#### Extracted information

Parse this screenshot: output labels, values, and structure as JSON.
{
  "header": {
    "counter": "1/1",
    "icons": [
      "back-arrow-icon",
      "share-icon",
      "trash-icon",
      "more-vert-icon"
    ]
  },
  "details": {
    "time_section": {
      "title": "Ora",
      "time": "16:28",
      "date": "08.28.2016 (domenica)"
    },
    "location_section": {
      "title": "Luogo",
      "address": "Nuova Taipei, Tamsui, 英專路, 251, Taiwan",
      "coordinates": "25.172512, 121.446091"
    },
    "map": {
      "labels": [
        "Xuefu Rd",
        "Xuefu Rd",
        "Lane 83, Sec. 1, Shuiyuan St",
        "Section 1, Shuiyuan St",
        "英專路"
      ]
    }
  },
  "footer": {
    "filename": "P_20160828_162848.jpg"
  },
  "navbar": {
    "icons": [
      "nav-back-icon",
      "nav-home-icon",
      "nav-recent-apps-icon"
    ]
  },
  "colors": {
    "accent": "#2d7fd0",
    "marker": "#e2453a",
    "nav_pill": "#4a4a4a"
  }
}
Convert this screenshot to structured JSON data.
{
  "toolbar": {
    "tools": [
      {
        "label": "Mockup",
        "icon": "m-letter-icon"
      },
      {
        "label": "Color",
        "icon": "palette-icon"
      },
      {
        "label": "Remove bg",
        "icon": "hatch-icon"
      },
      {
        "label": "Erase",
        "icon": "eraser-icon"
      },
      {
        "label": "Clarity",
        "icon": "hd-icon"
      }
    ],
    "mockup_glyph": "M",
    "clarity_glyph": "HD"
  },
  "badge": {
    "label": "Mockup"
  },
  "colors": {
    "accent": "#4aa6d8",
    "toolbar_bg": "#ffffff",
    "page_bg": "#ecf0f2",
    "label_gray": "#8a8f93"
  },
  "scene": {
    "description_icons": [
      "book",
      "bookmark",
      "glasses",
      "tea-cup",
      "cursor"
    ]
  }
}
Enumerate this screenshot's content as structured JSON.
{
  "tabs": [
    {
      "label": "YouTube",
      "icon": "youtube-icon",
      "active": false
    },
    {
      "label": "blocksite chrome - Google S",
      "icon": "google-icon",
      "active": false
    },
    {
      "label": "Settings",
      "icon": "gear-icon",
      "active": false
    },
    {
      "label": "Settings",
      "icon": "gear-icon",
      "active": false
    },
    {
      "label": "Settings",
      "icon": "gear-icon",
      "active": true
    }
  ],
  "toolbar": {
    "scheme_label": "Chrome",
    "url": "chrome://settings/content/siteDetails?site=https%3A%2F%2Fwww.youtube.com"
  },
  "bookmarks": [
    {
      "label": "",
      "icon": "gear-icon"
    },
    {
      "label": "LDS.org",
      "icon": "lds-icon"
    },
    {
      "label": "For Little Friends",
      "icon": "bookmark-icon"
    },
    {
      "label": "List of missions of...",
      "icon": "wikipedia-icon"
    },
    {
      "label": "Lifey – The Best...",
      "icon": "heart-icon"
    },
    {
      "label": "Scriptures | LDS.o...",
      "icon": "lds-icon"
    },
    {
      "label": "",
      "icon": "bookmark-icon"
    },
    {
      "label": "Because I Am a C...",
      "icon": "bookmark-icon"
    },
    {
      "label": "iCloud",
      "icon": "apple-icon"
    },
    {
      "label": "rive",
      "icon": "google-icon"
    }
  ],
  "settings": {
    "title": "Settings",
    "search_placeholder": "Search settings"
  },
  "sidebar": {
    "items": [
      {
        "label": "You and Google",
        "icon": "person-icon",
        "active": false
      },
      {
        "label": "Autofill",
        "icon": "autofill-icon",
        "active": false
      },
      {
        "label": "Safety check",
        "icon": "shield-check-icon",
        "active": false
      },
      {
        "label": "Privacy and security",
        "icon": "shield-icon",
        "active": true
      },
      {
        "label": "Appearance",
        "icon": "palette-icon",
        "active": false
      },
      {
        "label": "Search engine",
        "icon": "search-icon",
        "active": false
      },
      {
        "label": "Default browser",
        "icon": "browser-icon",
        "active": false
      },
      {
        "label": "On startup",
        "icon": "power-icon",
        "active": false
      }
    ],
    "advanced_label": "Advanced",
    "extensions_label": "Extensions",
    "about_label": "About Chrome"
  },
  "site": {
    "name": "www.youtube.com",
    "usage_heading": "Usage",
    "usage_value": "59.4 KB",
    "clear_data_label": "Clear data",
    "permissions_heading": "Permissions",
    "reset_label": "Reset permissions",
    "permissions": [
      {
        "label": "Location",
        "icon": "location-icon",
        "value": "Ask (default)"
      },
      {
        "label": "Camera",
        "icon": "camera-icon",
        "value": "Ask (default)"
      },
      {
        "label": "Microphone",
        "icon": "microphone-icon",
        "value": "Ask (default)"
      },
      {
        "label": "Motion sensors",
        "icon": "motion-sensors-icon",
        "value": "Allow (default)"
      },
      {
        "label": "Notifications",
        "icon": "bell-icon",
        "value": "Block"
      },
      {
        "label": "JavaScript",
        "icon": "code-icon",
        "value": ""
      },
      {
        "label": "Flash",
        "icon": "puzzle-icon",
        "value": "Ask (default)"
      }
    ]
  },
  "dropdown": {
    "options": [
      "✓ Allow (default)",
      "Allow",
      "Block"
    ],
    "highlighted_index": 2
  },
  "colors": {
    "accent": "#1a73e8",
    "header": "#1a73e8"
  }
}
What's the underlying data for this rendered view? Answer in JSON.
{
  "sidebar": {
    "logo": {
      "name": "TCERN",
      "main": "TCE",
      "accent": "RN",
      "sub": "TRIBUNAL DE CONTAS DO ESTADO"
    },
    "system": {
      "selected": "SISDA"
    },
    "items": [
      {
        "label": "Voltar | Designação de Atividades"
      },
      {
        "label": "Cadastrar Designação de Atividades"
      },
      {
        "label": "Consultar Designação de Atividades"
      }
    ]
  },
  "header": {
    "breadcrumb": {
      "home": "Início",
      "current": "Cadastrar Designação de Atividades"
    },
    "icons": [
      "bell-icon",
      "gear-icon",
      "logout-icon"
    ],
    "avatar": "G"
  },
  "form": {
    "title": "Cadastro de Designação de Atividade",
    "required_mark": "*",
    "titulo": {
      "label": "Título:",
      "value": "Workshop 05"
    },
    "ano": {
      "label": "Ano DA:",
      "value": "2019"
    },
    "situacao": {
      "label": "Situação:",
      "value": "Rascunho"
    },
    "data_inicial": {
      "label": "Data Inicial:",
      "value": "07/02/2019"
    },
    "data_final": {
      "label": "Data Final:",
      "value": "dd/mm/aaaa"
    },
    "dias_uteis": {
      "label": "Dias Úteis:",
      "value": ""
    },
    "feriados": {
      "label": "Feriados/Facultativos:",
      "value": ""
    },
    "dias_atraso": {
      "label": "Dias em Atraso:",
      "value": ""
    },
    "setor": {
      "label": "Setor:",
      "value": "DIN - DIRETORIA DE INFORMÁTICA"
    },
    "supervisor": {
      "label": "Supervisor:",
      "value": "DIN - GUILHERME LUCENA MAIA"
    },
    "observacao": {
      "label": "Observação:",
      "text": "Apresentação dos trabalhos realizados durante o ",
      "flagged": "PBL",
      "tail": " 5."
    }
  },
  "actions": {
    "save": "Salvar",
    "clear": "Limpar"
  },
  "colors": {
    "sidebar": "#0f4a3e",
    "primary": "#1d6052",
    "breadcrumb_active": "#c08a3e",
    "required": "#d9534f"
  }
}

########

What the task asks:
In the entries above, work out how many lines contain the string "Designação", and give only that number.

Solution for this task:
5